● Problem to work on
Each line holding the word "background" must appear in the answer, copied from the entries.

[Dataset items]
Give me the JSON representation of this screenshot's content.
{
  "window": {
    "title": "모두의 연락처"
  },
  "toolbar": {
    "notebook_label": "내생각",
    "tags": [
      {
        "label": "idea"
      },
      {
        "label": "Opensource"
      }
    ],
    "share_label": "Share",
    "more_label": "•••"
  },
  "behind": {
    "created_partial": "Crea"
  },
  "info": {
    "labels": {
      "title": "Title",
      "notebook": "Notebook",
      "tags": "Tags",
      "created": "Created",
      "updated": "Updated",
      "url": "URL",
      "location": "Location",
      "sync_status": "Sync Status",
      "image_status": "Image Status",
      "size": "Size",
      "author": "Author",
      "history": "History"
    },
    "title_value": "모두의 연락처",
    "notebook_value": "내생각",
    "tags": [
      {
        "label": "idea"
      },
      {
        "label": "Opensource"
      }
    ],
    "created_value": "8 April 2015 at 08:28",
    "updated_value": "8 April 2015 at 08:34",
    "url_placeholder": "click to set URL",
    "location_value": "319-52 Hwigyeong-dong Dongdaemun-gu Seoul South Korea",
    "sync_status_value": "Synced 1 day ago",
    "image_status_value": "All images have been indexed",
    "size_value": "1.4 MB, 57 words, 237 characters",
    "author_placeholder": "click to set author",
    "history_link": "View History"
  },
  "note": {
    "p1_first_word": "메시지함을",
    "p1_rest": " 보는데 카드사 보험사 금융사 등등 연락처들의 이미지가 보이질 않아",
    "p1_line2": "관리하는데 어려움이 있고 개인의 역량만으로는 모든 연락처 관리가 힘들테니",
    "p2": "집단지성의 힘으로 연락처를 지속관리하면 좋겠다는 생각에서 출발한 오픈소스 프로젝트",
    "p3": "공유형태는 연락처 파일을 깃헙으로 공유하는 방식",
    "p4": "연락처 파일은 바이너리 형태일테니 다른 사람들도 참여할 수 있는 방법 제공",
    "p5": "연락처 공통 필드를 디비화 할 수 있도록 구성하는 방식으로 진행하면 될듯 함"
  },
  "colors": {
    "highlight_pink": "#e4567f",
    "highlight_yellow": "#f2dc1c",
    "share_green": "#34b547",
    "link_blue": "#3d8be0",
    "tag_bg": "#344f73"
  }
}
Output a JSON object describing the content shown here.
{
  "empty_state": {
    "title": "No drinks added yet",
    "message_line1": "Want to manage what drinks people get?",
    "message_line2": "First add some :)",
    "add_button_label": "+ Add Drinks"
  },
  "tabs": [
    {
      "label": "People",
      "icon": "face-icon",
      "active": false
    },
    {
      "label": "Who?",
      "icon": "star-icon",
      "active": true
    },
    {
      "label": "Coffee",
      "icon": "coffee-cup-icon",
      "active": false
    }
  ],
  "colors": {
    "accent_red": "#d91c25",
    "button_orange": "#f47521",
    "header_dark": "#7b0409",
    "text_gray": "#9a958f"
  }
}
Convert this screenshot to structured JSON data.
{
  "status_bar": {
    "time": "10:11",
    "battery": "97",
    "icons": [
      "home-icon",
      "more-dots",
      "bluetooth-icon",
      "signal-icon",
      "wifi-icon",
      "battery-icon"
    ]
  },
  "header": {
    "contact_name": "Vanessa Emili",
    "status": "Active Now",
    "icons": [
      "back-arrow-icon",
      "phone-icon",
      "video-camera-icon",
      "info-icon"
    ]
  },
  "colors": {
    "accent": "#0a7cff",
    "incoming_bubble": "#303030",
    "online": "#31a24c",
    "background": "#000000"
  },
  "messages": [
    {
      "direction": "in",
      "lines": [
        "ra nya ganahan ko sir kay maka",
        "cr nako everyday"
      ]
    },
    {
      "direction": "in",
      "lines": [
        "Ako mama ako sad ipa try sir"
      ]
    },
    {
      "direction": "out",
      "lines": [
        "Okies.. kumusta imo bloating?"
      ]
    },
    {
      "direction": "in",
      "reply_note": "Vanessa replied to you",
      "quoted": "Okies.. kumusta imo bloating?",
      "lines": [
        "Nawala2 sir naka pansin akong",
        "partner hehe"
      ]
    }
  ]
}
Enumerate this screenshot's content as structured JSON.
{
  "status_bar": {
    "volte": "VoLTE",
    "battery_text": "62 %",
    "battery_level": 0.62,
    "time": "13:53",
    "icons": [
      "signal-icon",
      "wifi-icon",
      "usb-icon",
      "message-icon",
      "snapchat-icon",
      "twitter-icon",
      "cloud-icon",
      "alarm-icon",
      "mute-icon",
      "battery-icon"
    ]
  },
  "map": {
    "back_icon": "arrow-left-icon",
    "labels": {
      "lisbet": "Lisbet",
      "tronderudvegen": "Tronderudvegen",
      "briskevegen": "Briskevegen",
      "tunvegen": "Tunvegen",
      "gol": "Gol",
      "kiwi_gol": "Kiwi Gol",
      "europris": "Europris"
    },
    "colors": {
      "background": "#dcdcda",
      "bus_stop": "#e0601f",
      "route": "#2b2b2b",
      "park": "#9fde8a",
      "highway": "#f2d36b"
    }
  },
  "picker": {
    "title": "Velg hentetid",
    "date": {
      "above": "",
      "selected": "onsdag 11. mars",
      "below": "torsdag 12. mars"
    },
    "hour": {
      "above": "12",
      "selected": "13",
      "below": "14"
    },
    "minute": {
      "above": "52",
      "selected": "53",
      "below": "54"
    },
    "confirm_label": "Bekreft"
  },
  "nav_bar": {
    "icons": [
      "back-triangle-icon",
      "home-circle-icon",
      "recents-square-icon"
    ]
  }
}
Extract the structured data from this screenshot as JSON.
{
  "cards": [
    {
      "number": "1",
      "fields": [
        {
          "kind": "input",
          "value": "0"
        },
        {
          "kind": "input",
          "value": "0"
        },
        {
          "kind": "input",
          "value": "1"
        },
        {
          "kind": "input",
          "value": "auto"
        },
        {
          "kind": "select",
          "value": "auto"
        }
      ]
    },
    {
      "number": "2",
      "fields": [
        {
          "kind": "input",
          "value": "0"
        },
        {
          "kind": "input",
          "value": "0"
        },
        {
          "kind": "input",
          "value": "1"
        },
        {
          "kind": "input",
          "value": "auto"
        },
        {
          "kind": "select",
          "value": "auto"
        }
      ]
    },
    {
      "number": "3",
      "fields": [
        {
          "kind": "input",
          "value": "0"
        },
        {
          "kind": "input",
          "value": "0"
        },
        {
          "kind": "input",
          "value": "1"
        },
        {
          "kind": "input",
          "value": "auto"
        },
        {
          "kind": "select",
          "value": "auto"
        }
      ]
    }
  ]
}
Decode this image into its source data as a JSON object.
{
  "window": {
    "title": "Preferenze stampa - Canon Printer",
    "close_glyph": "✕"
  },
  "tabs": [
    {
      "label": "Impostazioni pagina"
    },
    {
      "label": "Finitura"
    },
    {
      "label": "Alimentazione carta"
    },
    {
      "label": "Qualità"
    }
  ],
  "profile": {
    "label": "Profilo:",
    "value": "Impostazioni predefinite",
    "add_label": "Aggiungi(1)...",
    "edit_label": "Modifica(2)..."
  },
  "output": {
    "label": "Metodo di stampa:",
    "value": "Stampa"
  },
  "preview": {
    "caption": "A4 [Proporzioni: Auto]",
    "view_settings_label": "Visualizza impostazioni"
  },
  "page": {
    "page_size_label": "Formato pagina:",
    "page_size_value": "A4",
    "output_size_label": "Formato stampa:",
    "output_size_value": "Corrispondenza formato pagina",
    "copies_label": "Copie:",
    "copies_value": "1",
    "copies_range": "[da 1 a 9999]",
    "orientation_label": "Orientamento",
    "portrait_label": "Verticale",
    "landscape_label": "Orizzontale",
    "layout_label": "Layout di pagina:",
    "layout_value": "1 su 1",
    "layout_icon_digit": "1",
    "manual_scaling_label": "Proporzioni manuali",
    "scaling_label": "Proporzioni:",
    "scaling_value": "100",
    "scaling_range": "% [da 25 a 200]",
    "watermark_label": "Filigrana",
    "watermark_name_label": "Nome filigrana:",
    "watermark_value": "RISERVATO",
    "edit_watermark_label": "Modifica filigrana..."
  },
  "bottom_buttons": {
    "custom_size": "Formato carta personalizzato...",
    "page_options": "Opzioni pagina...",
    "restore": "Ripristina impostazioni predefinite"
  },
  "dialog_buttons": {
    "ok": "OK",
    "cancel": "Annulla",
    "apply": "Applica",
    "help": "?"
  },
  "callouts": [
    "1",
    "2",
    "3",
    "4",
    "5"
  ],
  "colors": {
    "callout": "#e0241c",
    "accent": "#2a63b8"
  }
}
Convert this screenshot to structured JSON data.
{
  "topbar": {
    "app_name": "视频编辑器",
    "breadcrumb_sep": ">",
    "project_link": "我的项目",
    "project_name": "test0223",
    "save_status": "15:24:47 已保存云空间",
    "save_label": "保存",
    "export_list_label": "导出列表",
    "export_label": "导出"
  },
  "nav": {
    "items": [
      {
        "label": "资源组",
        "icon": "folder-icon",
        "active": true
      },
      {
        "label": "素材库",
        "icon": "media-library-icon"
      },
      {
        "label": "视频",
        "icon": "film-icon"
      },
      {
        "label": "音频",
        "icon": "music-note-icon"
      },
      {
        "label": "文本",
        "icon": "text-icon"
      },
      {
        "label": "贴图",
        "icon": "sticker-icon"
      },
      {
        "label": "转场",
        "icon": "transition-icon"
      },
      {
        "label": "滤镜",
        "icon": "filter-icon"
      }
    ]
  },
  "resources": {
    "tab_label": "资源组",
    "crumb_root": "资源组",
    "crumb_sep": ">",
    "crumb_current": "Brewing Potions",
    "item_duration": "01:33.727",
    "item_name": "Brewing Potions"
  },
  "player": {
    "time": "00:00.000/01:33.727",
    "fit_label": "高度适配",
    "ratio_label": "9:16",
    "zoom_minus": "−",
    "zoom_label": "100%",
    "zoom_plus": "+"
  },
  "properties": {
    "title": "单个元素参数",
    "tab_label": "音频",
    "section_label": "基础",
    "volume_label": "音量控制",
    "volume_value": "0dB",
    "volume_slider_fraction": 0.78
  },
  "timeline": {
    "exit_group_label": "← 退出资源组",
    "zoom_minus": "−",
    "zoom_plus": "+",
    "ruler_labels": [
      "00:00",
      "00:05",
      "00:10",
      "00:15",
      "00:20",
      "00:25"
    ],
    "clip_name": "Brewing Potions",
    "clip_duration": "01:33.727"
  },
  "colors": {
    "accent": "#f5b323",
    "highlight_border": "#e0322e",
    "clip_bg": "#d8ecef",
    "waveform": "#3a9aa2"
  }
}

● Your response
    "background": "#000000"
      "background": "#dcdcda",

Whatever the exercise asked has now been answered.